Prominent local historian Sohan Singh Pooni, in his book Canada de Gadari Yodhey (Freedom Fighters of Canada), states that it was KDS Gurdwara that in addition to many activities of religious, cultural, social and political nature also did a lot for the promotion of Punjabi language and literature. On top of that, KDS Gurdwara became a great resource for the Gadar Movement of freedom fighters that came into existence in 1913. Finally, when India became independent in 1947, it gave a big boost to the Indian community living in Canada. Our right to vote was restored. Also, members of our community were able to attend post -secondary institutions and get into various professions and run their own businesses.

This gave our community’s business savvy individuals like Mayo Singh Kapoor Singh and many others in our community to start their businesses in forestry, mining and other areas. They were followed by people like Asa Singh Johal, Herb Doman, Sohan Singh Gill,Gurdit Singh Sanghera, Ranji Mattu, Jack Oppal and many others. The period from their arrival in Canada by our pioneers to 1947 is considered to be a hard struggle. However, things began to improve gradually for the Indian community here. More immigrants from India were coming in. The quota had been increased from 100 to 300 a year for the immigration from India. For the next few years our community underwent a slow and steady growth. It was a time to consolidate our gains and move forward.

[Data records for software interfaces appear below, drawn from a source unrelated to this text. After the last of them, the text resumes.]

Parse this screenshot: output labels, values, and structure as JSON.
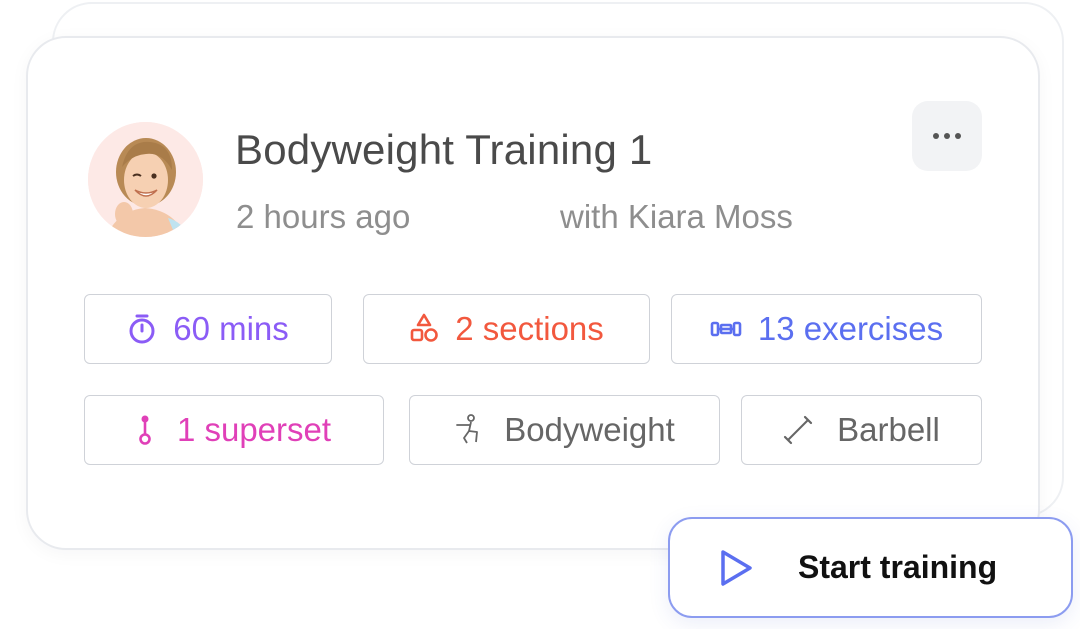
{
  "card": {
    "title": "Bodyweight Training 1",
    "time_ago": "2 hours ago",
    "coach": "with Kiara Moss",
    "more_icon": "more-horizontal-icon"
  },
  "chips": [
    {
      "label": "60 mins",
      "icon": "stopwatch-icon",
      "color": "#8b5cf6"
    },
    {
      "label": "2 sections",
      "icon": "shapes-icon",
      "color": "#f2583e"
    },
    {
      "label": "13 exercises",
      "icon": "dumbbell-icon",
      "color": "#5b6ff0"
    },
    {
      "label": "1 superset",
      "icon": "superset-icon",
      "color": "#e040b8"
    },
    {
      "label": "Bodyweight",
      "icon": "squat-figure-icon",
      "color": "#666666"
    },
    {
      "label": "Barbell",
      "icon": "barbell-icon",
      "color": "#666666"
    }
  ],
  "start_button": {
    "label": "Start training",
    "icon": "play-icon",
    "accent": "#5b6ff0"
  }
}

Expo 1967 ,celebration of Canada’s centennial, was a memorable event. The federal government under Prime Minister Lester Pearson welcomed the world. It opened Canada’s  doors for people around the globe. This brought in huge number of “visitors’ especially from Punjab in early late 1960s and early seventies . A number of them claimed refugee status and were allowed to stay. Most of these new immigrants from Punjab  were fairly well educated  This gave a huge boost to our community. Pearson’s successor  Pierre Elliott Trudeau officially made Canada multicultural by bringing in the Multiculturalism Act in 1971.

From the early seventies to present our community has grown tremendously. The community got a big boost in 1986 when Moe Sihota, a young lawyer from Victoria suburb, was elected to the BC legislature under the banner of the New Democratic Party (NDP). Again, in 1991 when the NDP formed the government in British Columbia, Moe became the first Indo-Canadian to be elevated to the ministerial rank. He served as a minister in various portfolios and is still considered to be the best environment minister British Columbia province ever had.

Moe was followed by his friend Herb Dhaliwal who was elected to the Canadian Parliament under the Liberal Party banner. Herb was also the first Indo-Canadian to become a minster at the federal level in 1993. Then came Ujjal Dosnajh . Under the NDP banner, Ujjal was the first Indo Canadian to become leader of a mainstream political party (NDP) and then premier of British Columbia in February 2000. Since those days, our community has never looked back.

Today, having 20 Punjabi MPs in Ottawa and numerous MLAs in many provinces is a tribute to our community’s hard work, resilience and generosity. Our growing numbers have made Punjabi as the third most spoken language in Canada. Not only that, our community is now considered to be the most resourceful and powerful communities in Canada. Be it business, education, media, technology, sports or whatever, members of our community are on top. Indeed, this is the golden moment for Punjabis in particular and Indo-Canadians in general this country.

(A community activist and retired school psychologist, Balwant Sanghera is based in Richmond, British Columbia)